## [TASK ITEM]
The answer should consist of the full listing below, repeated exactly and free of pictures.

## [TASK DATA]
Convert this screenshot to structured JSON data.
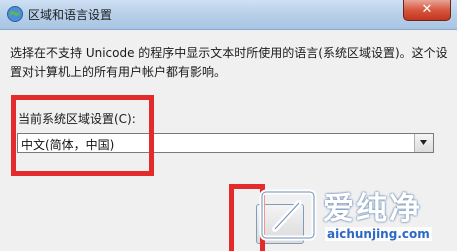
{
  "window": {
    "title": "区域和语言设置",
    "close_symbol": "✕"
  },
  "content": {
    "description": "选择在不支持 Unicode 的程序中显示文本时所使用的语言(系统区域设置)。这个设置对计算机上的所有用户帐户都有影响。",
    "current_label": "当前系统区域设置(C):",
    "current_value": "中文(简体，中国)"
  },
  "watermark": {
    "brand": "爱纯净",
    "url": "aichunjing.com"
  },
  "colors": {
    "highlight_box": "#e42b2b",
    "accent_blue": "#2c68c7"
  },
  "icons": {
    "title": "globe-icon",
    "dropdown": "chevron-down-icon"
  }
}
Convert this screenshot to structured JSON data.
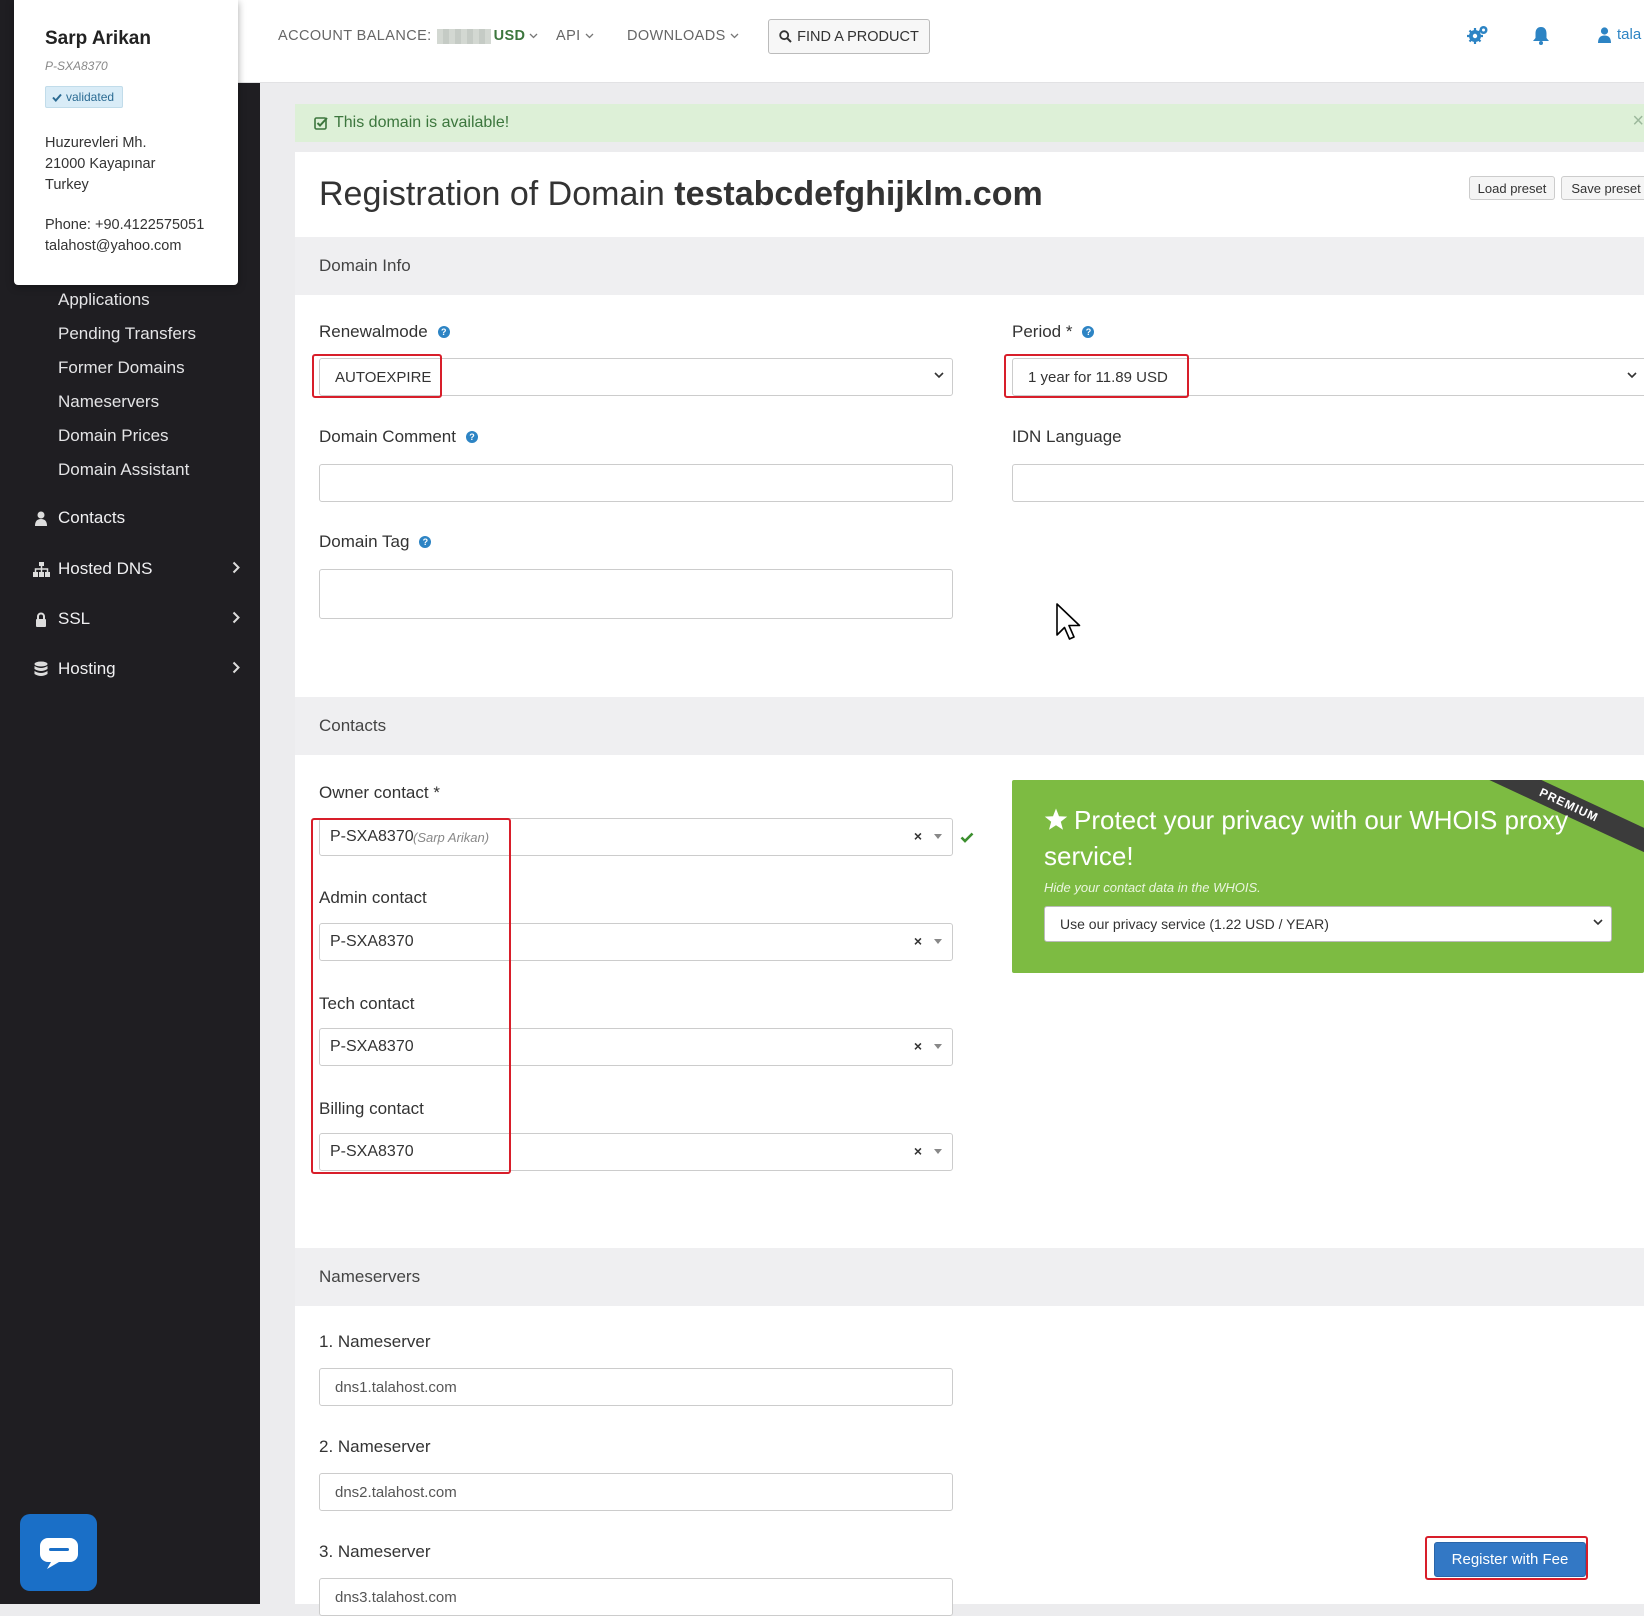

## [TASK RESULT]
Convert this screenshot to structured JSON data.
{
  "window": {
    "title": "区域和语言设置",
    "close_symbol": "✕"
  },
  "content": {
    "description": "选择在不支持 Unicode 的程序中显示文本时所使用的语言(系统区域设置)。这个设置对计算机上的所有用户帐户都有影响。",
    "current_label": "当前系统区域设置(C):",
    "current_value": "中文(简体，中国)"
  },
  "watermark": {
    "brand": "爱纯净",
    "url": "aichunjing.com"
  },
  "colors": {
    "highlight_box": "#e42b2b",
    "accent_blue": "#2c68c7"
  },
  "icons": {
    "title": "globe-icon",
    "dropdown": "chevron-down-icon"
  }
}
Convert this screenshot to structured JSON data.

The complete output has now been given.